Your assignment — Determine how many of the lines below include "title", then respond with that number and no other text.

Information shown —
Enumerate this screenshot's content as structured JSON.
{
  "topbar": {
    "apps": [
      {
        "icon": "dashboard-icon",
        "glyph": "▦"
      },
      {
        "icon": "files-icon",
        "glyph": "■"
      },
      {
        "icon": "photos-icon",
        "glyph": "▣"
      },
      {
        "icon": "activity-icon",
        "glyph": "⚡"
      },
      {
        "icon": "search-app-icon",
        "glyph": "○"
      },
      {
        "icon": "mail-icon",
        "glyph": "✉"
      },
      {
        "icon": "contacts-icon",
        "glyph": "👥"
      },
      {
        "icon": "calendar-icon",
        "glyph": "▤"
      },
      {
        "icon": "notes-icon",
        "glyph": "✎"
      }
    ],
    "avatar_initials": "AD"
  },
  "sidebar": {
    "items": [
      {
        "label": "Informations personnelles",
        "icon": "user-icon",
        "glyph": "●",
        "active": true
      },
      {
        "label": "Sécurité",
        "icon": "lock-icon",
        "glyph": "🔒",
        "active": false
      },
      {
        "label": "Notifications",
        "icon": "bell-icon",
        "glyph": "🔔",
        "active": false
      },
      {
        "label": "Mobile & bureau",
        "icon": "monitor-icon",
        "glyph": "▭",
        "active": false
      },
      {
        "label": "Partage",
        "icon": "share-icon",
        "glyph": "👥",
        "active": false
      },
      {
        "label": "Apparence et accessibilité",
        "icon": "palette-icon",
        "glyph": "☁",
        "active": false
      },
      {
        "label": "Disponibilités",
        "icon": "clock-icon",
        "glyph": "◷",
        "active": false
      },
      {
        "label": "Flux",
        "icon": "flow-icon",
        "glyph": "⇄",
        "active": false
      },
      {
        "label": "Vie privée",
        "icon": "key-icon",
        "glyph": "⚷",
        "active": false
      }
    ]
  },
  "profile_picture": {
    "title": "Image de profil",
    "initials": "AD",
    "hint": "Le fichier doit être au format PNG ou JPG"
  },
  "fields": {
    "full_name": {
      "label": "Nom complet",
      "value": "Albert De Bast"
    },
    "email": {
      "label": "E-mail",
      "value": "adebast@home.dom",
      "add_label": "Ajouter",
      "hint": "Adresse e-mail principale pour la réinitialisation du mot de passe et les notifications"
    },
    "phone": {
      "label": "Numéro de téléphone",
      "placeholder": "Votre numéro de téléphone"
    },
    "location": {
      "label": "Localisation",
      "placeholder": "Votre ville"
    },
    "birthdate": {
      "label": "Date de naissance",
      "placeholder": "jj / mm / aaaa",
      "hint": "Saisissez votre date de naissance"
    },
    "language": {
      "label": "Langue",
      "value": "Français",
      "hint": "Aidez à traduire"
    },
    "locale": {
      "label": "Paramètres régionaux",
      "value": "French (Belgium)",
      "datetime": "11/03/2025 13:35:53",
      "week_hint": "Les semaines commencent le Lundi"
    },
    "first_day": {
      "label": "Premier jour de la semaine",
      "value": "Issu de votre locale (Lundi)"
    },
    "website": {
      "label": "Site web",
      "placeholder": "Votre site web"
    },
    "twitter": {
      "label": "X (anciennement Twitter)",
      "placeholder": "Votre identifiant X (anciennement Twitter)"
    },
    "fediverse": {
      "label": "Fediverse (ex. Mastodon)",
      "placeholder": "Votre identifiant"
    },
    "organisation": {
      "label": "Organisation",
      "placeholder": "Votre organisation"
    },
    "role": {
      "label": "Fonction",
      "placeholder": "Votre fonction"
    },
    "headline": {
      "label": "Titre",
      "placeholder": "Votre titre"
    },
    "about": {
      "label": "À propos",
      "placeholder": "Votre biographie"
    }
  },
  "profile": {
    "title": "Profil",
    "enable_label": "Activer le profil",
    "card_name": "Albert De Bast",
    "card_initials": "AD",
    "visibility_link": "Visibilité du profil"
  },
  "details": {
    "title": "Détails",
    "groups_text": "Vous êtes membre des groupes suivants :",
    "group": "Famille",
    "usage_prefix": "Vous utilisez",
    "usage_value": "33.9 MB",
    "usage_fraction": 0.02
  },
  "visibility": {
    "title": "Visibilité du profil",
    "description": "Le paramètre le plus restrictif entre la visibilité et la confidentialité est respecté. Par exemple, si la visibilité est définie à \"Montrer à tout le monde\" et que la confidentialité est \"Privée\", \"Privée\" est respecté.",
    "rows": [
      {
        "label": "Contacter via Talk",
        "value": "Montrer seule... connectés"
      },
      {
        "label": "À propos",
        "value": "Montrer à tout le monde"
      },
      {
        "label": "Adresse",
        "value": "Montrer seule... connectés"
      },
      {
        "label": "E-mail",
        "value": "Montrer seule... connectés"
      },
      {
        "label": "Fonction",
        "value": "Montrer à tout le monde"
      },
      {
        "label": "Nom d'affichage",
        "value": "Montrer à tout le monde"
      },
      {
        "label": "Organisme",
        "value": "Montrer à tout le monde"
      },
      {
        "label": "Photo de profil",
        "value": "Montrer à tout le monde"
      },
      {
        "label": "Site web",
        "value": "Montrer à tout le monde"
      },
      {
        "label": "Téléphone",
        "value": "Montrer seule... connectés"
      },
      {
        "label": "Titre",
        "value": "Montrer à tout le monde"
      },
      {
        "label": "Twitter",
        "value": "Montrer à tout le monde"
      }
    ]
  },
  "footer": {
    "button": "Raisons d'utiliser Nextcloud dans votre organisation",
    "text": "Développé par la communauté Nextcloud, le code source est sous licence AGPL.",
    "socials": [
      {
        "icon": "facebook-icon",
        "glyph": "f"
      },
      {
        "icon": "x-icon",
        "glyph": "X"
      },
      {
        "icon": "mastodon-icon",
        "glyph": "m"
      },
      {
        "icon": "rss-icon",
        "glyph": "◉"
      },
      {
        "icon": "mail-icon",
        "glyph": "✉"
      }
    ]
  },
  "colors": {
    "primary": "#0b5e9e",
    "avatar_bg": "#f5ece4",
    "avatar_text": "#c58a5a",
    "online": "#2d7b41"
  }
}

Solution to the exercise — 4